[Data extract Boundary: Start]

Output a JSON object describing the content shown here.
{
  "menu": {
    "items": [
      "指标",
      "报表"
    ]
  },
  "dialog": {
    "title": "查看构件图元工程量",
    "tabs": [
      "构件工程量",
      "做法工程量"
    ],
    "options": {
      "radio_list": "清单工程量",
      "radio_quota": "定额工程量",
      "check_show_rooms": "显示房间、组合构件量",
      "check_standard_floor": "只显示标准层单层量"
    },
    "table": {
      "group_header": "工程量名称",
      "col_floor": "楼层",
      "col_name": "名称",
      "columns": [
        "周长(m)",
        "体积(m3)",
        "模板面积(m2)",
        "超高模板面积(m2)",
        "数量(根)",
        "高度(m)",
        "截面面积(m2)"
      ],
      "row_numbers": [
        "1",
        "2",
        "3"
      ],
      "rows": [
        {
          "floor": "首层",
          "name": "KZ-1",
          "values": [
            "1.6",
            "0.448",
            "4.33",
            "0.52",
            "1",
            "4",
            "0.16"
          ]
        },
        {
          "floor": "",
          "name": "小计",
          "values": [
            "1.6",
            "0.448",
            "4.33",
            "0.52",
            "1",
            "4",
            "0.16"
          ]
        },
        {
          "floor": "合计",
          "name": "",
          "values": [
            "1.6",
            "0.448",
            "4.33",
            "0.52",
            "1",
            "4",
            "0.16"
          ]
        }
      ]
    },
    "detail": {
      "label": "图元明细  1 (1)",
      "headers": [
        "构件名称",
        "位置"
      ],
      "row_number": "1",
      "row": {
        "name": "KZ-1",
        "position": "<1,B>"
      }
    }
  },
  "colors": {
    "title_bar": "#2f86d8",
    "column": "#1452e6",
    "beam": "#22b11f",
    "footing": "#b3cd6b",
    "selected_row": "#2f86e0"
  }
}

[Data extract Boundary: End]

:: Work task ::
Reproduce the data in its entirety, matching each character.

:: Task output ::
Output a JSON object describing the content shown here.
{
  "menu": {
    "items": [
      "指标",
      "报表"
    ]
  },
  "dialog": {
    "title": "查看构件图元工程量",
    "tabs": [
      "构件工程量",
      "做法工程量"
    ],
    "options": {
      "radio_list": "清单工程量",
      "radio_quota": "定额工程量",
      "check_show_rooms": "显示房间、组合构件量",
      "check_standard_floor": "只显示标准层单层量"
    },
    "table": {
      "group_header": "工程量名称",
      "col_floor": "楼层",
      "col_name": "名称",
      "columns": [
        "周长(m)",
        "体积(m3)",
        "模板面积(m2)",
        "超高模板面积(m2)",
        "数量(根)",
        "高度(m)",
        "截面面积(m2)"
      ],
      "row_numbers": [
        "1",
        "2",
        "3"
      ],
      "rows": [
        {
          "floor": "首层",
          "name": "KZ-1",
          "values": [
            "1.6",
            "0.448",
            "4.33",
            "0.52",
            "1",
            "4",
            "0.16"
          ]
        },
        {
          "floor": "",
          "name": "小计",
          "values": [
            "1.6",
            "0.448",
            "4.33",
            "0.52",
            "1",
            "4",
            "0.16"
          ]
        },
        {
          "floor": "合计",
          "name": "",
          "values": [
            "1.6",
            "0.448",
            "4.33",
            "0.52",
            "1",
            "4",
            "0.16"
          ]
        }
      ]
    },
    "detail": {
      "label": "图元明细  1 (1)",
      "headers": [
        "构件名称",
        "位置"
      ],
      "row_number": "1",
      "row": {
        "name": "KZ-1",
        "position": "<1,B>"
      }
    }
  },
  "colors": {
    "title_bar": "#2f86d8",
    "column": "#1452e6",
    "beam": "#22b11f",
    "footing": "#b3cd6b",
    "selected_row": "#2f86e0"
  }
}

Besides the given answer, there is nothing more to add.